Unfortunately, diagnosing lupus can be a challenging process. There’s no single test to determine if you have the disease. That’s why it’s so important to be open with your doctor about your symptoms and any health concerns. This information will help your doctor make an accurate diagnosis.
One part of the puzzle is determining what kind of lupus you have. Understanding the type and the symptoms it causes is crucial for designing a treatment plan that will help you feel better.
What are the different types and how might they affect your body? Read on to learn more.
Lupus that Affects Organs and Tissues
Systemic Lupus Erythematosus
This is by far the most common form of lupus. People with systemic lupus may experience symptoms ranging from mild to severe. “Systemic” means that the disease can impact many different parts of your body. It can cause problems such as:
Inflammation of the kidneys, which can cause permanent kidney damage

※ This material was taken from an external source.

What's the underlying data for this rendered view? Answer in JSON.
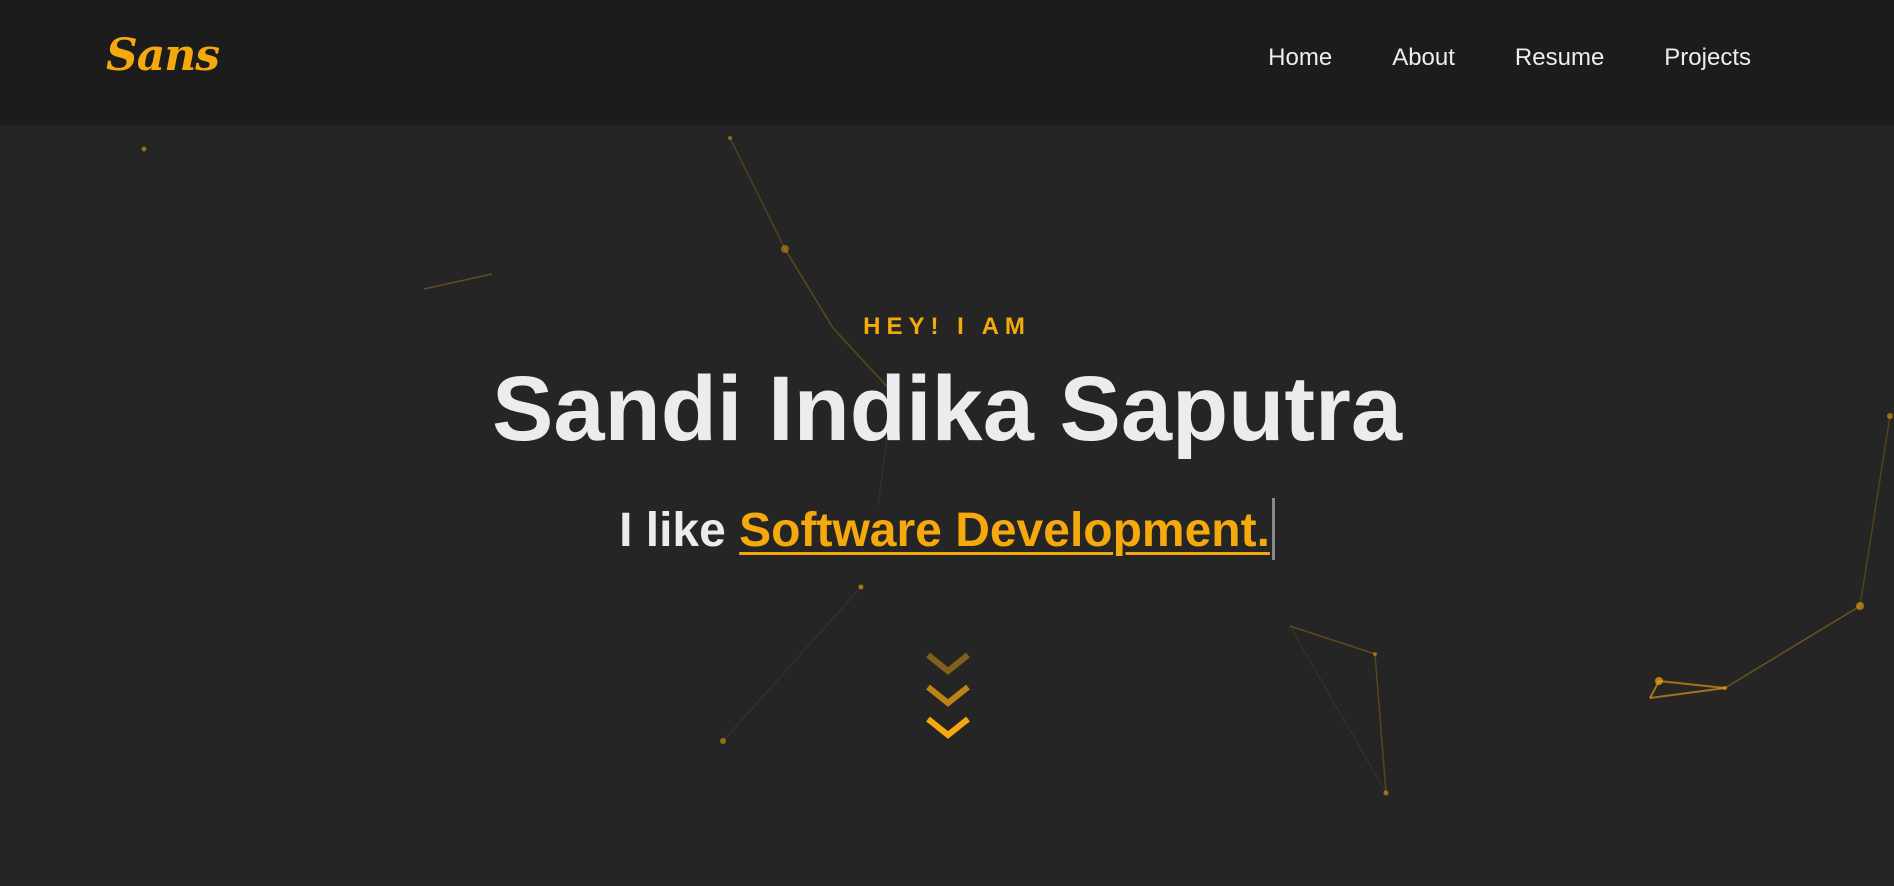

Inflammation of the nervous system and brain, which can lead to memory problems, headaches, and stroke
Coronary artery disease and heart attack
Drug-induced Lupus Erythematosus

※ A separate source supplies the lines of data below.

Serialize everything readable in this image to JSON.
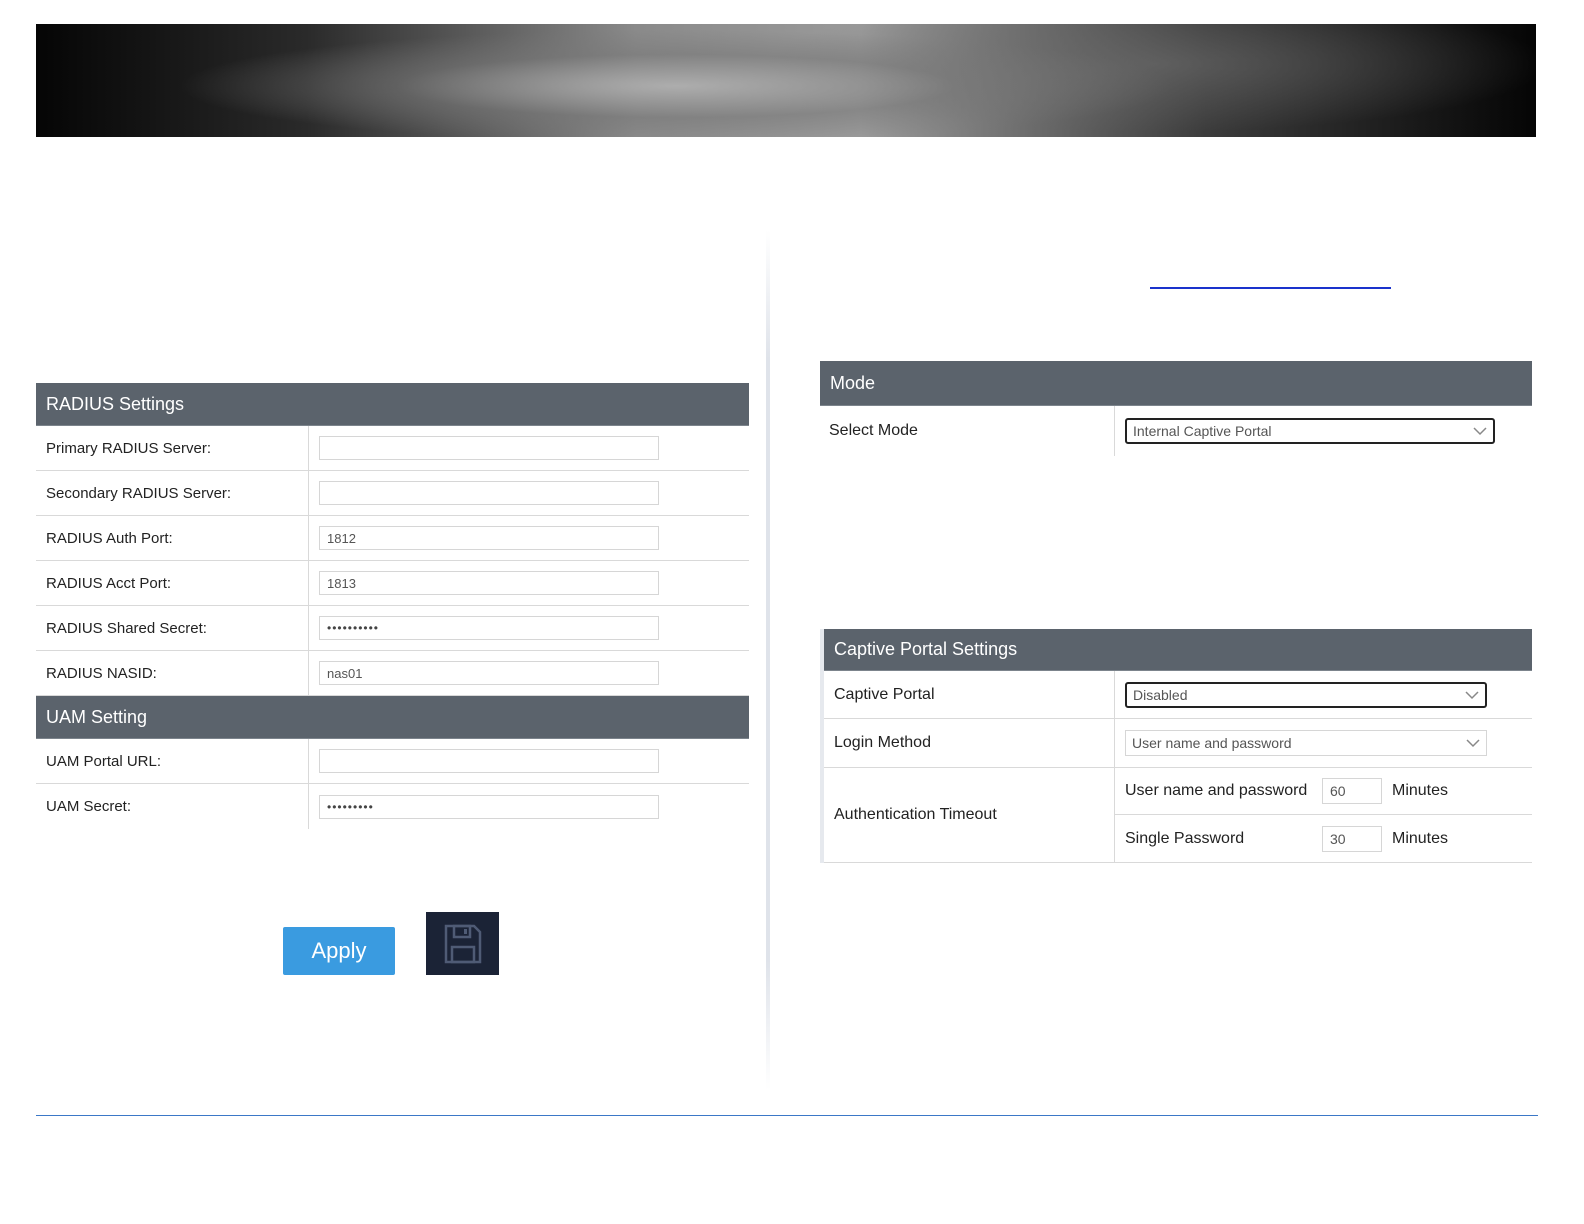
{
  "radius": {
    "title": "RADIUS Settings",
    "rows": [
      {
        "label": "Primary RADIUS Server:",
        "value": ""
      },
      {
        "label": "Secondary RADIUS Server:",
        "value": ""
      },
      {
        "label": "RADIUS Auth Port:",
        "value": "1812"
      },
      {
        "label": "RADIUS Acct Port:",
        "value": "1813"
      },
      {
        "label": "RADIUS Shared Secret:",
        "value": "••••••••••"
      },
      {
        "label": "RADIUS NASID:",
        "value": "nas01"
      }
    ]
  },
  "uam": {
    "title": "UAM Setting",
    "rows": [
      {
        "label": "UAM Portal URL:",
        "value": ""
      },
      {
        "label": "UAM Secret:",
        "value": "•••••••••"
      }
    ]
  },
  "actions": {
    "apply_label": "Apply",
    "save_icon": "floppy-disk-icon"
  },
  "mode": {
    "title": "Mode",
    "select_mode_label": "Select Mode",
    "select_mode_value": "Internal Captive Portal"
  },
  "captive": {
    "title": "Captive Portal Settings",
    "portal_label": "Captive Portal",
    "portal_value": "Disabled",
    "login_method_label": "Login Method",
    "login_method_value": "User name and password",
    "auth_timeout_label": "Authentication Timeout",
    "timeouts": [
      {
        "label": "User name and password",
        "value": "60",
        "unit": "Minutes"
      },
      {
        "label": "Single Password",
        "value": "30",
        "unit": "Minutes"
      }
    ]
  },
  "colors": {
    "header_bg": "#5b636c",
    "apply_bg": "#3a9be0",
    "save_bg": "#1b2336",
    "link": "#1a33cc"
  }
}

Certain prescription medications can cause symptoms similar to those of systemic lupus. However, the symptoms of drug-induced lupus aren’t usually as serious. Symptoms also typically disappear within six months of stopping these medications. A few drugs that can cause lupus-like symptoms are:
Hydralazine for high blood pressure
Procainamide for irregular heart rhythms
Isoniazid for tuberculosis
Lupus that Affects the Skin
Discoid Lupus Erythematosus
With this chronic skin disorder, you may develop round, disc-shaped rashes on your face, scalp, or other parts of your body. The rashes are often red and raised, and they may be thick and scaly. They aren’t painful or itchy, and they may last only a few days. But it’s possible for them to stick around for years and cause scarring. Some people with discoid lupus also have systemic lupus or could develop it later.
Subacute Cutaneous Lupus Erythematosus
This form of lupus causes sores on the skin after you spend time in the sun. The lesions may be ring-shaped or appear as red, scaly areas. Usually, they don’t cause itching or scarring. But they can become worse when not protected against ultraviolet (UV) light from the sun or fluorescent lighting indoors.
Lupus that Affects Babies
Lupus mostly strikes women of childbearing age. While most women with lupus who become pregnant give birth to healthy infants, some children are born with neonatal lupus. The condition can cause symptoms such as skin rash, liver problems, or low blood cell counts. But neonatal lupus and its symptoms often go away within several months. Neonatal lupus is also linked to a rare but treatable heart condition.